Richard Cooper Newick, a pioneer in the design of multihull sailboats that have transformed competitive sailing, died Aug. 28 in Sebastopol, where he spent the last nine years of his life.
The famed 87-year-old designer died of complications from late stage cancer, his wife, Patricia Ann Moe, said Tuesday.
Newick, a mild-mannered man who has been described as honest and loyal and who loved inspiring young people, was at the forefront of the resurgence of multihull boat design in the 1960s. His boats with two and three hulls often bested larger, costlier — and slower — conventional yachts in major races. He contended that old-fashioned vessels had one advantage: they made nice floating decks for cocktail parties.
“People sail for fun,” he once said, “and no one has convinced me it's more fun to go slow than to go fast.”
The AC72 catamarans with 130-foot-tall wing sails now competing for the America's Cup in San Francisco Bay descend from concepts Newick helped develop.
“Dick Newick's contributions to the development of multihull design in the second half of the 20th century simply can't be overstated,” said Dave Gerr, director of the Westlawn Institute of Marine Technology, when Newick was inducted into the North American Boat Designers Hall of Fame in 2008.
“Not only would multihulls look different today without Dick's innovations, but his designs paved the way for the universally acknowledged offshore-capable speedsters they are.”
Newick lived in Sebastopol with his wife on the same street as his oldest daughter, Lark Blair.
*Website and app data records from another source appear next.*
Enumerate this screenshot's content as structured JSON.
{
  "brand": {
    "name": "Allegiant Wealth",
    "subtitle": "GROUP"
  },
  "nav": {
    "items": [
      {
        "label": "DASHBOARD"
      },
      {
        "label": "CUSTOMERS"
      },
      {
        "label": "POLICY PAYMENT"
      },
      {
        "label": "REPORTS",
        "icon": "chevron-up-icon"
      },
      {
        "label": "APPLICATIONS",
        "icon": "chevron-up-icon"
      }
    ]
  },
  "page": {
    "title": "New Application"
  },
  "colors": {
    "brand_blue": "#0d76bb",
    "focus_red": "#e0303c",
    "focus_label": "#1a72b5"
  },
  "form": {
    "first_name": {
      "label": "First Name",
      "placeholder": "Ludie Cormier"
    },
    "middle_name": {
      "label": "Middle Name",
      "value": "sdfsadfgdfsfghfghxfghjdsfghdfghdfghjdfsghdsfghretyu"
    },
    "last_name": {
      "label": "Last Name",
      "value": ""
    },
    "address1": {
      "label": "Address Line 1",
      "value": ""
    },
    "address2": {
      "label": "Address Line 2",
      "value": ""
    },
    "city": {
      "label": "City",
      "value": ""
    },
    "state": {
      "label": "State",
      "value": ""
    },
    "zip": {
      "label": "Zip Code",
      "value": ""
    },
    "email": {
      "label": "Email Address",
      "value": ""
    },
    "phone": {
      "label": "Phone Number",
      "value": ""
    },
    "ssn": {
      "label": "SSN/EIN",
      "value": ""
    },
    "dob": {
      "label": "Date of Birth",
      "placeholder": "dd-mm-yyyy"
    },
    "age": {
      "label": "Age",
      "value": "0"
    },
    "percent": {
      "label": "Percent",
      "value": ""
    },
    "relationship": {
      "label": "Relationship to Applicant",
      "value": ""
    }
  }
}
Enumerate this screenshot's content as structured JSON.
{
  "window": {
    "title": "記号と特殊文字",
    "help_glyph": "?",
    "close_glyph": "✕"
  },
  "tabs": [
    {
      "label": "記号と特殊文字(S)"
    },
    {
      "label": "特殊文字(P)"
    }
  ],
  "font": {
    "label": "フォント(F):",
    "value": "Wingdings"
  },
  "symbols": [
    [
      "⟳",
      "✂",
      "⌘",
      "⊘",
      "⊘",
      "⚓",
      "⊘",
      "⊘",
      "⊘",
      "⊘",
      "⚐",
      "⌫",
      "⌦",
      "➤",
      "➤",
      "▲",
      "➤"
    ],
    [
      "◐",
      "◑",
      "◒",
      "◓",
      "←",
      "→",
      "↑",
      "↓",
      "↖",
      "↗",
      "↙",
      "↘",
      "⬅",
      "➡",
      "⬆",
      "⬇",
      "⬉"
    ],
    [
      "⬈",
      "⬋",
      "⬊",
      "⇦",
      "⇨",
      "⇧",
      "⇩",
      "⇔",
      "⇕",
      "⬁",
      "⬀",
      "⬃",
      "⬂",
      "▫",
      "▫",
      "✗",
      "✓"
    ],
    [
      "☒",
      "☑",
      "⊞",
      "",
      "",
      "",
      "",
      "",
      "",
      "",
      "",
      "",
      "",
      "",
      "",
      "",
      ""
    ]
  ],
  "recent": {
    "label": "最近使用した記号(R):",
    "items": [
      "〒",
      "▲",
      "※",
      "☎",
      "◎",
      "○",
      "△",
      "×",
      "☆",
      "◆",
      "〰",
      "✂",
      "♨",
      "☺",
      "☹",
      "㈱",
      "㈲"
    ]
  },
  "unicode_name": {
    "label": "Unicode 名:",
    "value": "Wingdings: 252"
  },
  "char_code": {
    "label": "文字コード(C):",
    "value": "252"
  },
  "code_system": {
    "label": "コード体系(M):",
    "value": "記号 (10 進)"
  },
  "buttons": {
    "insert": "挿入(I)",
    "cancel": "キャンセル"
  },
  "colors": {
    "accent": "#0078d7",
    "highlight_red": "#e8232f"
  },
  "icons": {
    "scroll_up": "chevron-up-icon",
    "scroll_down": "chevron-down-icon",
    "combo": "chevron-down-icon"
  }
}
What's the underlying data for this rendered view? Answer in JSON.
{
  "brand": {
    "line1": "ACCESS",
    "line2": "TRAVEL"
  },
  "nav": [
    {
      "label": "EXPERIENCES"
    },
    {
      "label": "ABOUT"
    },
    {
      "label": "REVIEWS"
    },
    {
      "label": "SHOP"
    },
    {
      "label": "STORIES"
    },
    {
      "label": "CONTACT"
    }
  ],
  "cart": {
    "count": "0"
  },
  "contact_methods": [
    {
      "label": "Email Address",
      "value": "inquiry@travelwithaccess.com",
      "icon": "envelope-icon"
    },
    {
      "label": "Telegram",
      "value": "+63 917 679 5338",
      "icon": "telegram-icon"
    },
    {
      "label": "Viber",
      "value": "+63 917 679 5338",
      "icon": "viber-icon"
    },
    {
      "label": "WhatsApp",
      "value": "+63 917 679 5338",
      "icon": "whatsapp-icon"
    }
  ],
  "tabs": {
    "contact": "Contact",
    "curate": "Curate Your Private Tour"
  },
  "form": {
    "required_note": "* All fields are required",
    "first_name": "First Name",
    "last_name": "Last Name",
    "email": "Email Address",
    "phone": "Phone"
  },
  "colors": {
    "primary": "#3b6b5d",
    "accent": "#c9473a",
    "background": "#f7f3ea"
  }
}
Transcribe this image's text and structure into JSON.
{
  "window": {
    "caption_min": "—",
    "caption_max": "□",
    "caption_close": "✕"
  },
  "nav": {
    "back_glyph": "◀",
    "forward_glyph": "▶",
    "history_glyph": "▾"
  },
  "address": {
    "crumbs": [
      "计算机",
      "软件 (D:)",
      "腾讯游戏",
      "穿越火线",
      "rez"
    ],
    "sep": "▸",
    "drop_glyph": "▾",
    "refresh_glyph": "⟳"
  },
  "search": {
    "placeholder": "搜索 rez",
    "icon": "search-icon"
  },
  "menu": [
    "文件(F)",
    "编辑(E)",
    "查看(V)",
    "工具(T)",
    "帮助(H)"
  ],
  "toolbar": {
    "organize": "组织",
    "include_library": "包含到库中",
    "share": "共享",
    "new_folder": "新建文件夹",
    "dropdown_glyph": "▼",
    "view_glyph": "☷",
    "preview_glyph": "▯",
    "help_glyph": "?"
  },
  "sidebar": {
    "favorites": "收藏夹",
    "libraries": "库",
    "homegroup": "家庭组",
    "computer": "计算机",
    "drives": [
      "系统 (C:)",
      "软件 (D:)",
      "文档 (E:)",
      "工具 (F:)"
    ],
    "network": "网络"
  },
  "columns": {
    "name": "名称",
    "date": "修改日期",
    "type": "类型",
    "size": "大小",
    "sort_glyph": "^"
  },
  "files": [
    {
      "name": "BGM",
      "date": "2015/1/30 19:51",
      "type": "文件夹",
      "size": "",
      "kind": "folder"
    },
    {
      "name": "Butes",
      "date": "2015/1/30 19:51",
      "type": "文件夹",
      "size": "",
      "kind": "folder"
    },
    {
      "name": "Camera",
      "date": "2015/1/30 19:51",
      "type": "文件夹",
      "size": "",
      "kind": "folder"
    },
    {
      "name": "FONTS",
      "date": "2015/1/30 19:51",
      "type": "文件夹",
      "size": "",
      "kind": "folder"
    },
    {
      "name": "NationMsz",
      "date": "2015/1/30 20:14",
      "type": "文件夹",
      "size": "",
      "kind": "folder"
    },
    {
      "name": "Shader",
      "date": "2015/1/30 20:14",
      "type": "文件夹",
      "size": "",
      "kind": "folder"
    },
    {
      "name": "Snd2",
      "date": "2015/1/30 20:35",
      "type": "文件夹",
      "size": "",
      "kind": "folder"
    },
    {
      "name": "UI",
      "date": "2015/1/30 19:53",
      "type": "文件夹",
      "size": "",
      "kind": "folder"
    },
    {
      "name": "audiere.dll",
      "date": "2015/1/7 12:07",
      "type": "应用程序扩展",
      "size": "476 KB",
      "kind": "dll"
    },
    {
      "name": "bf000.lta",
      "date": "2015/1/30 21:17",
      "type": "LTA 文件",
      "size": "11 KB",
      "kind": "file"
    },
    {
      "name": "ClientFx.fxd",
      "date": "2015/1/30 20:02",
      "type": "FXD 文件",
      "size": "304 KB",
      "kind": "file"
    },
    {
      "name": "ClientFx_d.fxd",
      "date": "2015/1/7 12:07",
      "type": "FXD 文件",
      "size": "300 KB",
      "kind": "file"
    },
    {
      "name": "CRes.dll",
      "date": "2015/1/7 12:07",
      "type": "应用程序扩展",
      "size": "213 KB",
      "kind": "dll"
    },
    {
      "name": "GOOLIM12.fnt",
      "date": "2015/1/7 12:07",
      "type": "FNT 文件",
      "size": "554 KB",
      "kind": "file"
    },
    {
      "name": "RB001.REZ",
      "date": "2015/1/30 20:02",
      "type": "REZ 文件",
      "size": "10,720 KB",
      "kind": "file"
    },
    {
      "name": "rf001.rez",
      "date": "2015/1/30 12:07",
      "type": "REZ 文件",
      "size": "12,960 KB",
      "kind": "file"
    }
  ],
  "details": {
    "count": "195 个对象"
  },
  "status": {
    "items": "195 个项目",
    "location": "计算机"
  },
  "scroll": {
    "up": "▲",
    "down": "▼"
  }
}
The couple moved to Sebastopol almost nine years ago after leaving their home in Maine. Moe said that just before settling along the North Coast, she and her husband had considered moving to Mexico, to a small town north of Puerto Vallarta. But they decided against it because they feared the town was becoming too touristy.